## Extracted data
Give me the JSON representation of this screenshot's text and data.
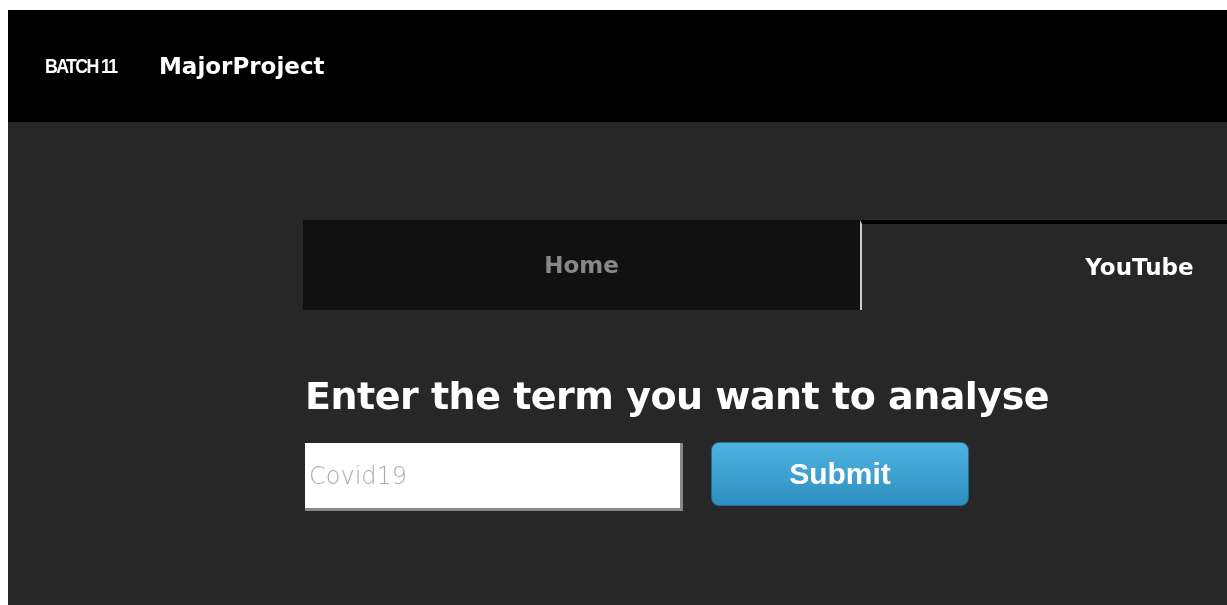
{
  "navbar": {
    "logo": "BATCH 11",
    "title": "MajorProject"
  },
  "tabs": [
    {
      "label": "Home",
      "selected": false
    },
    {
      "label": "YouTube",
      "selected": true
    }
  ],
  "heading": "Enter the term you want to analyse",
  "search": {
    "placeholder": "Covid19"
  },
  "submit": "Submit"
}
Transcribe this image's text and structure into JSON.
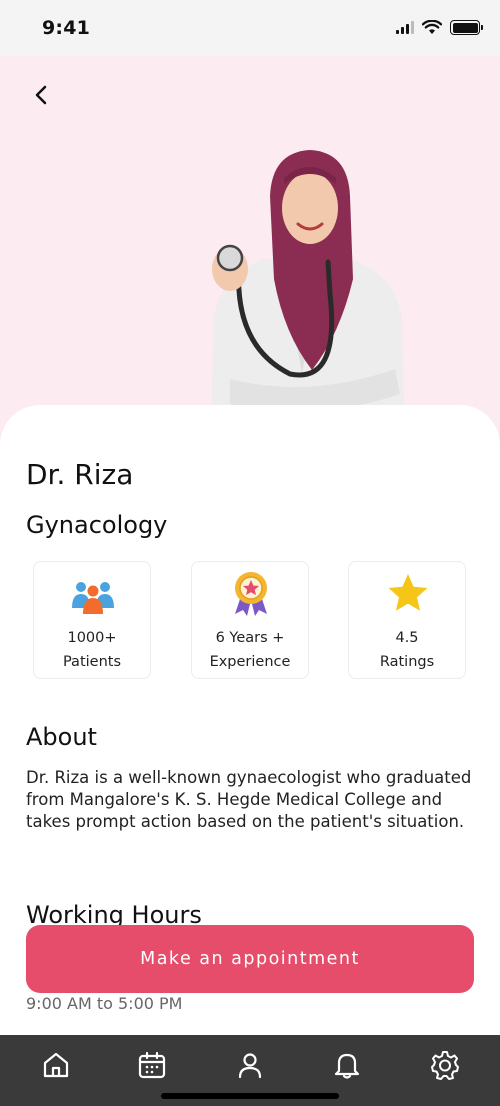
{
  "status": {
    "time": "9:41"
  },
  "doctor": {
    "name": "Dr. Riza",
    "specialty": "Gynacology"
  },
  "stats": [
    {
      "icon": "patients-icon",
      "line1": "1000+",
      "line2": "Patients"
    },
    {
      "icon": "award-badge-icon",
      "line1": "6 Years +",
      "line2": "Experience"
    },
    {
      "icon": "star-icon",
      "line1": "4.5",
      "line2": "Ratings"
    }
  ],
  "about": {
    "title": "About",
    "text": "Dr. Riza is a well-known gynaecologist who graduated from Mangalore's K. S. Hegde Medical College and takes prompt action based on the patient's situation."
  },
  "working_hours": {
    "title": "Working Hours",
    "value": "9:00 AM to 5:00 PM"
  },
  "cta": {
    "label": "Make an appointment"
  },
  "nav": [
    "home-icon",
    "calendar-icon",
    "profile-icon",
    "bell-icon",
    "settings-icon"
  ],
  "colors": {
    "accent": "#e54d6b",
    "hero_bg": "#fcebf0",
    "nav_bg": "#3a3a3a"
  }
}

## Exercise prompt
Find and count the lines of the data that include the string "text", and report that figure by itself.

## Task solution
3